Opinion: When it comes to womens’ health rights, they need to have control of the table

With the upcoming Supreme Court overrule of Roe v. Wade, the question about who gets a say about women’s health issues is becoming a bigger question.


Courtesy Vanity Fair; Susan Walsh/AP Images

With the upcoming overturn on the 1973 Roe v. Wade Supreme Court decision, this image came to the mind of CA Assemblyperson Eloise Gomez Reyes, who remembered when a group of men, led by Donald Trump, signed a maternity law in 2017 that stopped U.S. dollars from being given to international women’s health organizations.

The Supreme court will release its decision on the case of Dobbs v. Jackson Women’s Health Organization later this month, which will have major implications in regards to a woman’s constitutional right to have an abortion, which was won through the Roe v. Wade case in 1973.

At the beginning of May, a draft of the decision for Dobbs v. Jackson, written by Justice Samuel Alito, was leaked to the press, revealing that the Supreme Court has every intention of repealing Roe v. Wade, putting an end to a woman’s abortion rights nationwide. Alito’s comments in the leaked document indicate a hostility towards the law. “Roe was egregiously wrong from the start,” he wrote.

To say the least about this attempt: it’s absolutely ridiculous. Abortion should fully be a woman’s choice. Whether or not a someone gets an abortion does not affect anyone but the person receiving it.

When you looked around the table, there wasn’t a single woman. So here you have a group of high level decision makers deciding an issue about maternity care which has to do with the woman, not with a man. Yet there wasn’t a woman included.

— Eloise Gomez Reyes, CA Assembly Majority Leader

Which is why it is so alarming to see so many men at the center of making decisions about what should happen with womens’ bodies.

California Assembly Majority Leader Ms. Eloise Gomez Reyes (D-Colton) expressed the same opinion, standing up for women’s rights and equal treatment between genders. 

“There is one photo and it was during the Trump Administration when they were trying to decide issues regarding maternity care,” Gomez Reyes shared. “And sitting around the table were 15 to 20 individuals in this discussion. When you looked around the table, there wasn’t a single woman. So here you have a group of high level decision makers deciding an issue about maternity care which has to do with the woman, not with a man. Yet there wasn’t a woman included.”

Men often include themselves in women’s rights debates, sucking all the oxygen out of the room so women can’t speak for themselves. That is not to say men can’t talk on the topic.

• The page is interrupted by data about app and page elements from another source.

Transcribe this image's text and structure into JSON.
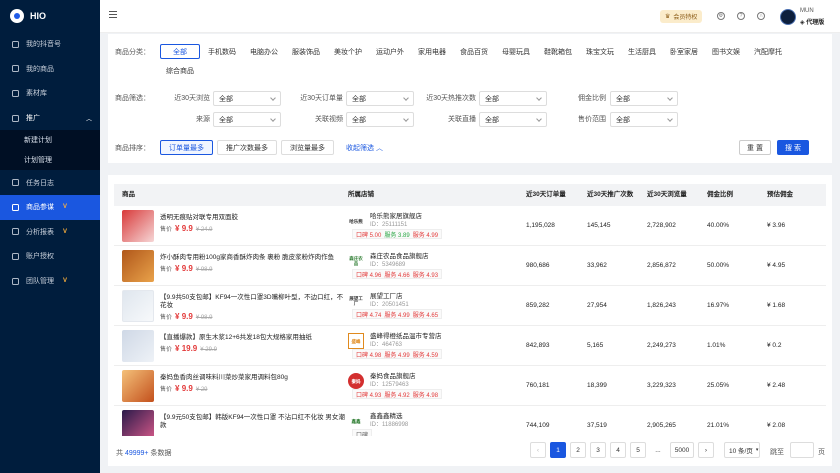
{
  "app": {
    "name": "HIO"
  },
  "sidebar": {
    "items": [
      {
        "label": "我的抖音号"
      },
      {
        "label": "我的商品"
      },
      {
        "label": "素材库"
      },
      {
        "label": "推广"
      },
      {
        "label": "新建计划"
      },
      {
        "label": "计划管理"
      },
      {
        "label": "任务日志"
      },
      {
        "label": "商品参谋"
      },
      {
        "label": "分析报表"
      },
      {
        "label": "账户授权"
      },
      {
        "label": "团队管理"
      }
    ]
  },
  "topbar": {
    "vip_label": "会员特权",
    "user_name": "MUN",
    "user_role": "代理版"
  },
  "filter": {
    "category_label": "商品分类：",
    "categories": [
      "全部",
      "手机数码",
      "电脑办公",
      "服装饰品",
      "美妆个护",
      "运动户外",
      "家用电器",
      "食品百货",
      "母婴玩具",
      "鞋靴箱包",
      "珠宝文玩",
      "生活厨具",
      "卧室家居",
      "图书文娱",
      "汽配摩托",
      "综合商品"
    ],
    "screen_label": "商品筛选：",
    "fields": [
      {
        "label": "近30天浏览",
        "value": "全部"
      },
      {
        "label": "近30天订单量",
        "value": "全部"
      },
      {
        "label": "近30天热推次数",
        "value": "全部"
      },
      {
        "label": "佣金比例",
        "value": "全部"
      },
      {
        "label": "来源",
        "value": "全部"
      },
      {
        "label": "关联视频",
        "value": "全部"
      },
      {
        "label": "关联直播",
        "value": "全部"
      },
      {
        "label": "售价范围",
        "value": "全部"
      }
    ],
    "sort_label": "商品排序：",
    "sorts": [
      "订单量最多",
      "推广次数最多",
      "浏览量最多"
    ],
    "collapse_label": "收起筛选",
    "reset_label": "重 置",
    "search_label": "搜 索"
  },
  "table": {
    "headers": [
      "商品",
      "所属店铺",
      "近30天订单量",
      "近30天推广次数",
      "近30天浏览量",
      "佣金比例",
      "预估佣金"
    ],
    "price_label": "售价",
    "rows": [
      {
        "name": "透明无痕贴对联专用双面胶",
        "price": "¥ 9.9",
        "orig": "¥ 24.9",
        "logo": "哈乐熊",
        "shop": "哈乐熊家居旗舰店",
        "id": "ID：25111151",
        "s1": "口碑 5.00",
        "s2": "服务 3.89",
        "s3": "服务 4.99",
        "orders": "1,195,028",
        "promos": "145,145",
        "views": "2,728,902",
        "rate": "40.00%",
        "commission": "¥ 3.96"
      },
      {
        "name": "炸小酥肉专用粉100g家商香酥炸肉条 裹粉 脆皮浆粉炸肉作鱼",
        "price": "¥ 9.9",
        "orig": "¥ 98.9",
        "logo": "森庄农品",
        "shop": "森庄农品食品旗舰店",
        "id": "ID：5349689",
        "s1": "口碑 4.96",
        "s2": "服务 4.66",
        "s3": "服务 4.93",
        "orders": "980,686",
        "promos": "33,962",
        "views": "2,856,872",
        "rate": "50.00%",
        "commission": "¥ 4.95"
      },
      {
        "name": "【9.9共50支包邮】KF94一次性口罩3D嘴柳叶型，不边口红，不花妆",
        "price": "¥ 9.9",
        "orig": "¥ 98.9",
        "logo": "展望工厂",
        "shop": "展望工厂店",
        "id": "ID：20501451",
        "s1": "口碑 4.74",
        "s2": "服务 4.99",
        "s3": "服务 4.65",
        "orders": "859,282",
        "promos": "27,954",
        "views": "1,826,243",
        "rate": "16.97%",
        "commission": "¥ 1.68"
      },
      {
        "name": "【直播爆款】原生木浆12+6共发18包大规格家用抽纸",
        "price": "¥ 19.9",
        "orig": "¥ 29.9",
        "logo": "盛峰",
        "shop": "盛峰得橙纸品温市专营店",
        "id": "ID：464763",
        "s1": "口碑 4.98",
        "s2": "服务 4.99",
        "s3": "服务 4.59",
        "orders": "842,893",
        "promos": "5,165",
        "views": "2,249,273",
        "rate": "1.01%",
        "commission": "¥ 0.2"
      },
      {
        "name": "秦妈鱼香肉丝调味料川菜炒菜家用调料包80g",
        "price": "¥ 9.9",
        "orig": "¥ 29",
        "logo": "秦妈",
        "shop": "秦妈食品旗舰店",
        "id": "ID：12579463",
        "s1": "口碑 4.93",
        "s2": "服务 4.92",
        "s3": "服务 4.98",
        "orders": "760,181",
        "promos": "18,399",
        "views": "3,229,323",
        "rate": "25.05%",
        "commission": "¥ 2.48"
      },
      {
        "name": "【9.9元50支包邮】韩版KF94一次性口罩 不沾口红不化妆 男女潮款",
        "price": "¥ 9.9",
        "orig": "¥ 99",
        "logo": "鑫鑫",
        "shop": "鑫鑫鑫精选",
        "id": "ID：11886998",
        "s1": "口碑",
        "s2": "",
        "s3": "",
        "orders": "744,109",
        "promos": "37,519",
        "views": "2,905,265",
        "rate": "21.01%",
        "commission": "¥ 2.08"
      }
    ]
  },
  "pager": {
    "total_prefix": "共",
    "total_count": "49999+",
    "total_suffix": "条数据",
    "pages": [
      "1",
      "2",
      "3",
      "4",
      "5",
      "...",
      "5000"
    ],
    "page_size": "10 条/页",
    "goto_label": "跳至",
    "page_unit": "页",
    "prev": "‹",
    "next": "›"
  }
}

Anyone is open to debate in general, but it’s a problem when someone becomes too overbearing on topics that don’t really involve them. 

Unless you have an actual professional opinion or legitimate say in a person’s well being, then you should not be inserting yourself in someone else’s plans to get an abortion. 

The whole point of abortion is that women might have the choice to do what is best for their own personal health.

It would definitely be beneficial to have more female politicians speaking about these topics (or speaking in general).  It would make more sense for a debate regarding women’s issues to be held at a table surrounded by women. 

Just throwing this out there.

Luckily we have women like Assemblyperson Gomez Reyes taking a stand for women’s rights. 

She added, “The bottom line is that if you think you know better for someone else—unless there is an issue where that person doesn’t understand what they’re deciding—once you’ve explained it, that’s as far as you can go. And after that it’s 100% that woman’s decision on what she’s going to do.”

The problem is that a lot of these decisions are being made for religious reasons, despite the fact that we live in a culture whose Constitution makes it clear we should have a separation of church and state. Not everyone shares the same religious or personal values, so it is up to the state to make the best decisions that allow for the individual to make choices that are best suited for themselves.

Denise Diaz, National Honor Society President, Young Legislator Program graduate, and next year’s Senior Class President, expressed her discontent with the Supreme Court’s decision the same way. 

“Although it may be taboo to say, I believe the true root of the issue comes with embedding religious beliefs into decision making in our government,” Diaz said. “Thomas Jefferson said it best, that there is a need for ‘separation of church and state’ especially when it comes to women’s rights which should be non-negotiable.”

Taking away women’s abortion rights doesn’t necessarily mean that women won’t get abortions anymore either. You’ve simply taken away the safe and legal way to do it. 

This decision will push some women to use dangerous methods for abortion since they won’t be able to access professional help. An overturn of abortion laws would be debilitating towards women’s health and runs the risk for more abortion-related injuries.

Abortion restrictions are foolish and we should trust people to make medical decisions in their own best interest. Unless you’re a doctor saying getting an abortion will guarantee death for a woman and her unborn child, I don’t see much reason to listen. 

I guess the same could be said for me, a 16-year-old girl who writes for her school newspaper in the dark of her room every other night. I can’t possibly have an opinion on this stuff right?